The head of a key agriculture body has criticised the impact of higher education changes on agriculture graduates, saying the changes will undermine plans to become the food bowl of Asia.
Ag Institute Australia national board chairman Mike Stephens slammed the changes, which could result in students paying double the current fees for their degrees.
‘‘Don’t try and make sense out of something that’s nonsense,’’ Mr Stephens said.
‘‘It just beggars belief that on one hand we can have politicians saying we’re going to play our part in feeding the world and on the other we’re going to make the cost of education much higher.’’
He said in recent years the number of students studying agriculture-related degrees had increased.
‘‘There was a major problem up until three or four years ago, but we’ve now got good people coming into the system,’’ Mr Stephens said.
‘‘But we won’t keep them with this nonsense about fees.’’
He said if fees increased, more people would be attracted to study in areas such as business, where higher wages meant people could pay off their education costs quicker.
‘‘It will put it out of the financial reach of a significant number of potential candidates,’’ Mr Stephens said.
His comments come as The Weekly Times newspaper revealed it would be cheaper to study an agricultural degree in New Zealand and pay for living expenses than study in Australia.
The Weekly Times said an Australian degree could cost $112
Mr Stephens said while he had not seen the figures, cheaper costs would drive students overseas.
‘‘You’d go to New Zealand, you wouldn’t stay here and you might come back or you might not,’’ he said.
Mr Stephens said there were benefits to agriculture graduates gaining overseas experience.
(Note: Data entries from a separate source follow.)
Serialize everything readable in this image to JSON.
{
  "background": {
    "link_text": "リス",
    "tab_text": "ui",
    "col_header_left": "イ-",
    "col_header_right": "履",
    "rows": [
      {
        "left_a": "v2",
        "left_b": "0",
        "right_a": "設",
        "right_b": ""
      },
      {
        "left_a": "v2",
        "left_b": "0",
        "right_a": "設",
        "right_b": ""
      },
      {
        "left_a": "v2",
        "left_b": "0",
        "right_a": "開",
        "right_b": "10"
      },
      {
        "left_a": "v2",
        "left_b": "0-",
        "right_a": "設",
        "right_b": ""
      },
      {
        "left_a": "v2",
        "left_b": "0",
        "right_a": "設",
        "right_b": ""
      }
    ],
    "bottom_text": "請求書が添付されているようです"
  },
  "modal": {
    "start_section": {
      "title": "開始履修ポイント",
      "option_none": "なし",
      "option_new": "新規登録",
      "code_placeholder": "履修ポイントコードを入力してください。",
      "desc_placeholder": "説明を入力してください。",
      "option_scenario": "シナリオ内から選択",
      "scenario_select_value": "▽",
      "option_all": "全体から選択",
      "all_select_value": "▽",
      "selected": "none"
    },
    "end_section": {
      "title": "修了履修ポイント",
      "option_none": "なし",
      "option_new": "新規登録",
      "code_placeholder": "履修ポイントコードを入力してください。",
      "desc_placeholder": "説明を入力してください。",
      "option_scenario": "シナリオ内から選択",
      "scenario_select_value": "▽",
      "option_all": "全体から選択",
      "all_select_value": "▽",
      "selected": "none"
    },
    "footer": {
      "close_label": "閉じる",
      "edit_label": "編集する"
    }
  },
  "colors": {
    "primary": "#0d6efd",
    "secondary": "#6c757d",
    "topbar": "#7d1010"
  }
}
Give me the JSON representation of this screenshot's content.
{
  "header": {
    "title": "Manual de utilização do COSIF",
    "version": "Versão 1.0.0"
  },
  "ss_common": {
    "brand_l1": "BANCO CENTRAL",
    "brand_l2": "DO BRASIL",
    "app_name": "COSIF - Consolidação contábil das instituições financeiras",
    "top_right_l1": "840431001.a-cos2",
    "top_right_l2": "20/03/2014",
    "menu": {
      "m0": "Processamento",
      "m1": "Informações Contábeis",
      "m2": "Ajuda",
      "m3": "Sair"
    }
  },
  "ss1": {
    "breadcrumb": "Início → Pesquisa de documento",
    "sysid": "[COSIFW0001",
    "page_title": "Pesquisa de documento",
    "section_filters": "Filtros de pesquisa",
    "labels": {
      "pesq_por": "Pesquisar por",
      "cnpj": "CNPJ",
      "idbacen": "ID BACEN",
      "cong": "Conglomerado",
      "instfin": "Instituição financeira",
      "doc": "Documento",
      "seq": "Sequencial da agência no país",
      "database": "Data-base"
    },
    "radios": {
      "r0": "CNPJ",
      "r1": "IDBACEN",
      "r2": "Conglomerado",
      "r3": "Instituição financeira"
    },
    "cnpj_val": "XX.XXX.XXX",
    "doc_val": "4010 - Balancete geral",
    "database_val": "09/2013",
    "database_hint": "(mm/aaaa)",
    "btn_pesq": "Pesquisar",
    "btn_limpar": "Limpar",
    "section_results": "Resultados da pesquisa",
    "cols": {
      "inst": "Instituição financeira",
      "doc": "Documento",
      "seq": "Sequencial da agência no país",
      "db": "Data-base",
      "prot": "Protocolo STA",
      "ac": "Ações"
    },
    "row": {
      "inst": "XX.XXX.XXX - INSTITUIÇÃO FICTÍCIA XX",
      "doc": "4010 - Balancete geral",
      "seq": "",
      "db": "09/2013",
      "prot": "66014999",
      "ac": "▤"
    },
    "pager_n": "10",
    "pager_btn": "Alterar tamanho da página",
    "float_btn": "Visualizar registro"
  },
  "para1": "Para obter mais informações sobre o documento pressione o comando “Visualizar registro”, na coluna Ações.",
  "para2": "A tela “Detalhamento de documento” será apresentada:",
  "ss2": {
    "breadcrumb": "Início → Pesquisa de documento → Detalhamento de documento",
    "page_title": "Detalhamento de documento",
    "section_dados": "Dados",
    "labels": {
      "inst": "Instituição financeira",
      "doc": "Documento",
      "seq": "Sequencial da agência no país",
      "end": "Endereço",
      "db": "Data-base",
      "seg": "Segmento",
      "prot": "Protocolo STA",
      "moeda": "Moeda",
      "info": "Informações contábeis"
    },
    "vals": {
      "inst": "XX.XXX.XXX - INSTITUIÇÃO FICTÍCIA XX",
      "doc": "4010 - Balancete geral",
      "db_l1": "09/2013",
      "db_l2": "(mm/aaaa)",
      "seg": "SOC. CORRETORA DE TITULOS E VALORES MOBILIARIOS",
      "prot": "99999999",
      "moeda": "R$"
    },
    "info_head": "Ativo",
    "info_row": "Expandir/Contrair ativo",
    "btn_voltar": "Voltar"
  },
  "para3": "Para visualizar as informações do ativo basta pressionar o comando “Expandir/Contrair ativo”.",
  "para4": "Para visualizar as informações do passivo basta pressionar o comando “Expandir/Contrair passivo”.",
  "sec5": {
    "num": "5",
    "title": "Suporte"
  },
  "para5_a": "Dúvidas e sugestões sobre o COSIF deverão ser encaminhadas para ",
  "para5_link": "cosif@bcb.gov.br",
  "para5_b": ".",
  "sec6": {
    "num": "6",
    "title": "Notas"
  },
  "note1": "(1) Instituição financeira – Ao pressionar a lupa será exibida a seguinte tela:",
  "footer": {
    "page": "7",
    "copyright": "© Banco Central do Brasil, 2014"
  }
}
‘‘There’s a lot we can learn about New Zealand and in some ways it’s good for students to spend time overseas,’’ he said.
‘‘But our institutes in Australia have to be able to attract the best and the brightest.’’
Thirty-five tonnes of tomatoes from Murchison's Vraca Produce was pelted at participants of Saturday's Tomato Battle in Melbourne.
Local football talent Dan Howe played well in his first game for reigning AFL premiership club Hawthorn last Thursday night.
A dairy cow has died from the disease anthrax in the Tatura region.
Motorists are encouraged to attend a safe plates day on Saturday, after police statistics showed 23 numberplates stolen from Echuca in the past year.
The inaugural Rochester Mural Festival is in full swing with hundreds of cars stopping to check out the talent.
Elusive small man re-signs with club
Federal Government contributes $200 000 towards strengthening historic timber bridge.
The NSW Coalition government will not waver in its approach to the Murray-Darling Basin Plan
Red balloons adorned fences, letterboxes and verandah posts across the district on Saturday as the community thanked its firefighters for keeping them safe.
Local sporting talent was celebrated at the Sports Star of the Year awards night last Thursday at Barooga Sports Club.
A court case site visit has lead to a brief closure of the Cobb Highway at Mathoura.
Fruit Growers Victoria plans to give fruit growers in Victoria more on-farm support as a result of its organisational restructure.
Discover unbelievable local deals from local businesses every week in the Goulburn and Murray Valley area with Leapon.com.au!
Search properties for sale or rent across North Central Victoria and Southern NSW. Visit your local website for local homes....
Search for published and unpublished photos from McPherson Media Group newspapers and magazines. All our photos are available to purchase.
Place an advertisement in any one of McPherson Media Group's local newspapers.